Johnson spared no expense in funding Glick's investigation and the pair became close friends. They created a Facebook page "Justice for Scott Johnson," hoping to find leads.
As a result of Glick's investigation, the coroner overturned the suicide verdict in Scott's death in 2012. At the time, Johnson was besieged by reporters and agreed to tell his story to the press. "It was on the 6 o'clock news that night and 15 or 20 articles appeared over the next week," he said.
But Johnson said police continued to "stonewall" him, maintaining the northern beach where Scott had died was not a gay hangout –- until the documentary aired.
The day after the film was broadcast, Johnson and his sister held a news conference with police to announce Scott's case would be reopened. Seven families who saw the show came forward to say they also had lost sons –- at least five at the beach.
Scott's partner, an academic, declined to be part of the documentary for privacy reasons. He now lives in the United States, according to Johnson.
Johnson admits the seven-year investigation could never have been accomplished without his financial backing, but other families still want answers.
He is pushing for broader investigations into other cases.
"These crimes are still solvable," he said. "These youth gangs are still in their 40s and probably live in the same cities. One thing about gang violence –- they like to brag. We've heard dozens of stories from former gang members or their girlfriends."
Records kept by the Lesbian and Gay Society Melbourne show that about two dozen men were convicted in the gay-bashing cases in the Bondi area and sentenced to prison terms from the late 1980s to 2009. The rest of the cases are still open.
Times have changed in Australia in regard to hate crimes directed against LGBT people, according to a recent report by the Australian Broadcasting Corp. “I would say that in Australia, in practice, we have achieved a remarkable degree of recognition and equality for same-sex partnerships,” author Dennis Altman told the network.
“Cops in general are much more aware and much better trained and much less homophobic,” said Glick. “But I talked to one cop who was openly gay in 1988, and he said it was not easy then.”
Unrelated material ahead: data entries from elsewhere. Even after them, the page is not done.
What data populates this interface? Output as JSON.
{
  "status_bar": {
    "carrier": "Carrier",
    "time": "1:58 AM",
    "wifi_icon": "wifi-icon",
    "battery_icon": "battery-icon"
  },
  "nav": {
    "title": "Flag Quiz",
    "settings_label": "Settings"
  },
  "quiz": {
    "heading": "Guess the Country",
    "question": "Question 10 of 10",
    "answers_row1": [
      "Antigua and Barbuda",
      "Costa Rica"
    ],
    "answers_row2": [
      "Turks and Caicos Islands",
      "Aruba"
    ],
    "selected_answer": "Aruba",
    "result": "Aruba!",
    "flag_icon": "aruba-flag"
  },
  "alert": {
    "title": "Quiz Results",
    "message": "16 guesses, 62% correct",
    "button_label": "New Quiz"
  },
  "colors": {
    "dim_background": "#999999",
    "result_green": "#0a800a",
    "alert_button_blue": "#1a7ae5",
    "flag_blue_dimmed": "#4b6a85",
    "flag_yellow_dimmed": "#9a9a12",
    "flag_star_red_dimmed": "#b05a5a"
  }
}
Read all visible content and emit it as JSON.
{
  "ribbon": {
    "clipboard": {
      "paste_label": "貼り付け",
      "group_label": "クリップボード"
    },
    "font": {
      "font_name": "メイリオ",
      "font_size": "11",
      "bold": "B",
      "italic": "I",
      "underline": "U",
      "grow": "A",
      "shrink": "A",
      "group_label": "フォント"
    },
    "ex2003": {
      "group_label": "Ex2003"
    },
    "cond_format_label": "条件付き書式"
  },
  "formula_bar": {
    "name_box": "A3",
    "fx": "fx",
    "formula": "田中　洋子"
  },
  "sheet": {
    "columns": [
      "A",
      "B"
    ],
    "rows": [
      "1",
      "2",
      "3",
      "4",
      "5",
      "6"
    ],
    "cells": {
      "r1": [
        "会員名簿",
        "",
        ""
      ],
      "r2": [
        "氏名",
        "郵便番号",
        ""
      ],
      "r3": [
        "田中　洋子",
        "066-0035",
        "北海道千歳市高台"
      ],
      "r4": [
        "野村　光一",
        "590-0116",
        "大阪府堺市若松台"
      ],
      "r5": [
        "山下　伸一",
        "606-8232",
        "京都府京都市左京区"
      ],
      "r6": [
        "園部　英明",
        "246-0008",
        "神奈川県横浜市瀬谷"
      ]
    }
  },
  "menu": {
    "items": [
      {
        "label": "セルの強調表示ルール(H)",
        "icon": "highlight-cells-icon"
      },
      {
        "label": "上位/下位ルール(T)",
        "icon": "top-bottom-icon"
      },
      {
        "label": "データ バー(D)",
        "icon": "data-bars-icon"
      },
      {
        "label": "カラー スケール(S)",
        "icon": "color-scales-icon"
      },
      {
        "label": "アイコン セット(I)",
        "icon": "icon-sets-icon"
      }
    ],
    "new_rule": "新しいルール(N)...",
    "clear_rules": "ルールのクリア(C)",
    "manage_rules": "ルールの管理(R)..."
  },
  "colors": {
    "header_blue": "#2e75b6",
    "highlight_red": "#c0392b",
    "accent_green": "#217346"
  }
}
And gays can openly serve in military now.
Johnson has set up an email address for anyone with information about the case at firstname.lastname@example.org